“A flat piece of land flanked by a steep excavation into the hillside; the site created a great way to return wayward tennis balls,” laughs Mick Moloney, director of Moloney Architects, “but for our purposes, the high retaining walls gave the new building an excellent sense of privacy.”
After following the studio for some time on Instagram, the clients approached Moloney Architects to create a contemporary home with a close connection to the landscape. With the site fronting a wide public reserve and the adjacent Campaspe River, the team elected to set the house back from the edge of the reserve to provide additional privacy and expanded views.
The hulking new structure, defined by concrete and blackened timber, is strongly anchored to the site and sited to leverage light and view access. “The services and sleeping wings, constructed out of concrete blockwork, book-end a lightweight timber and glass living pavilion, providing privacy and protection where it’s needed and a connection to the views and landscape where it’s desired,” adds Mick.
As expected the service and sleeping pod have been designed as “cloistered spaces”, expressed in solid masonry with smaller windows, with the living pod designed as a much more open, glazed element featuring lightweight timber cladding. In creating the wings, the architects have also created two courtyard spaces, connected by the main living area which is glazed on both sides. “The spaces are intended to be ‘landscape rooms’ that can be inhabited depending on the time of day, winds, and sunlight,” adds Mick.
The interior scheme follows the cues of the exterior materials with the concrete blockwork making a seamless transition from outside to inside.

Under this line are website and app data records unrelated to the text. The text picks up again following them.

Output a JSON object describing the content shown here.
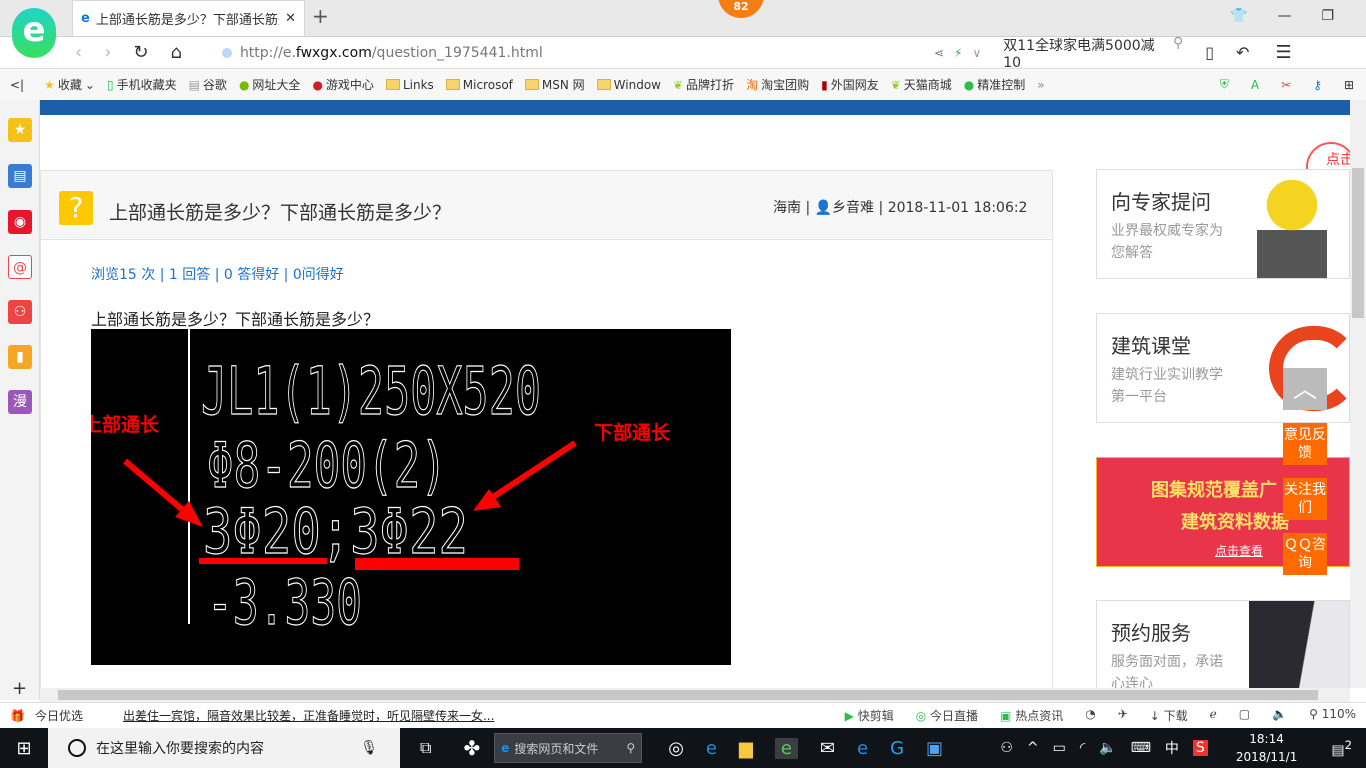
{
  "browser": {
    "tab_title": "上部通长筋是多少？下部通长筋是多少？",
    "badge": "82",
    "url_prefix": "http://e.",
    "url_domain": "fwxgx.com",
    "url_path": "/question_1975441.html",
    "search_text": "双11全球家电满5000减10"
  },
  "bookmarks": [
    "收藏",
    "手机收藏夹",
    "谷歌",
    "网址大全",
    "游戏中心",
    "Links",
    "Microsof",
    "MSN 网",
    "Window",
    "品牌打折",
    "淘宝团购",
    "外国网友",
    "天猫商城",
    "精准控制"
  ],
  "question": {
    "title": "上部通长筋是多少？下部通长筋是多少？",
    "region": "海南",
    "user": "乡音难",
    "time": "2018-11-01 18:06:2",
    "stats": [
      "浏览15 次",
      "1 回答",
      "0 答得好",
      "0问得好"
    ],
    "body": "上部通长筋是多少？下部通长筋是多少？"
  },
  "drawing": {
    "lines": [
      "JL1(1)250X520",
      "Φ8-200(2)",
      "3Φ20;3Φ22",
      "-3.330"
    ],
    "label_top": "上部通长",
    "label_bottom": "下部通长"
  },
  "sidebar_cards": [
    {
      "title": "向专家提问",
      "sub": "业界最权威专家为您解答",
      "bubble": "点击提问"
    },
    {
      "title": "建筑课堂",
      "sub": "建筑行业实训教学第一平台"
    },
    {
      "banner1": "图集规范覆盖广",
      "banner2": "建筑资料数据",
      "link": "点击查看"
    },
    {
      "title": "预约服务",
      "sub": "服务面对面，承诺心连心"
    }
  ],
  "float_buttons": [
    "意见反馈",
    "关注我们",
    "ＱＱ咨询"
  ],
  "status": {
    "left": "今日优选",
    "news": "出差住一宾馆，隔音效果比较差，正准备睡觉时，听见隔壁传来一女...",
    "items": [
      "快剪辑",
      "今日直播",
      "热点资讯",
      "下载"
    ],
    "zoom": "110%"
  },
  "taskbar": {
    "search_placeholder": "在这里输入你要搜索的内容",
    "browser_search": "搜索网页和文件",
    "ime": "中",
    "time": "18:14",
    "date": "2018/11/1",
    "notif": "2"
  },
  "colors": {
    "accent": "#1c5ea8",
    "orange": "#ff6a00",
    "red": "#ff0000"
  }
}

Lighter, honey-hued timber, as seen in the joinery components and furniture selection adds warmth to the palette.
Kyneton House employs a number of passive solar principles with high thermal mass provided by the concrete slab, concrete hearths, and internal concrete blockwork. “Its narrow plan provides for excellent passive ventilation and, being in a cold climate, the home is also designed to be highly thermally insulated,” adds Mick.
Why not explore Invermay House, also by Moloney Architects